In the meantime, it got me thinking about the books that i already have and made me look back further into the studio books to find something which is really as contemporary today as it was in the year that I was born… 1973! Yep, 41 years ago.

The images above are a sample of some of the images in the book by Mary Allen AIIP, FRPS; ‘Portrait Photography, how and why’. Published by Focal Press.

The scanned photographs above show how she discovers the human face through the medium of light and how the camera angles influence the structure of the face. It’s really what I do in the studio today and perhaps one or two of the images above can be compared to a picture I shot of Yana and one shot by Elena of me.

yana_small david_locke

It really is a great reminder of how the principles of lighting for photography are unchanged and though the technology has made it easier for young photographers to get involved, the understanding and foundation on which a career must be built are still required.

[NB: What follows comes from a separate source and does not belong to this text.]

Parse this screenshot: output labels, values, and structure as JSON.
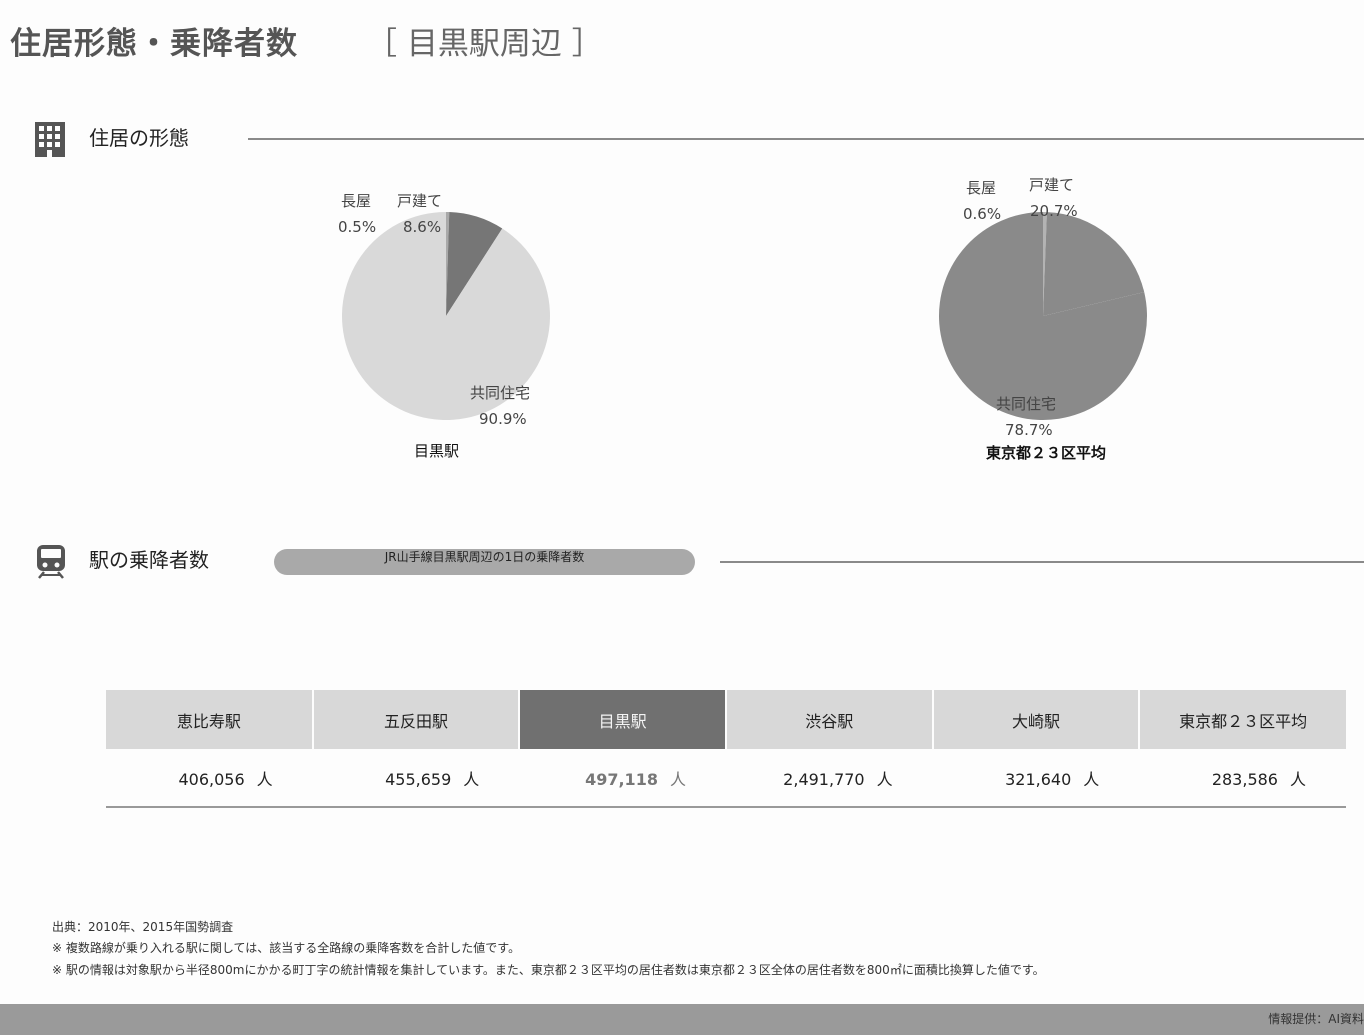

In closing, I would like to say to the young photographers out there looking for expensive zeitgeist books by modern photographers using modern methods. Some of the ephemeral publications out there can be very expensive and in reality there is no need to reinvent the wheel… instead, save your money and go hunt through charity shops on the high street. You’ll find all sorts of wonderful old books on lighting and posing for photography. I still do that here and there when I am passing by.

David Locke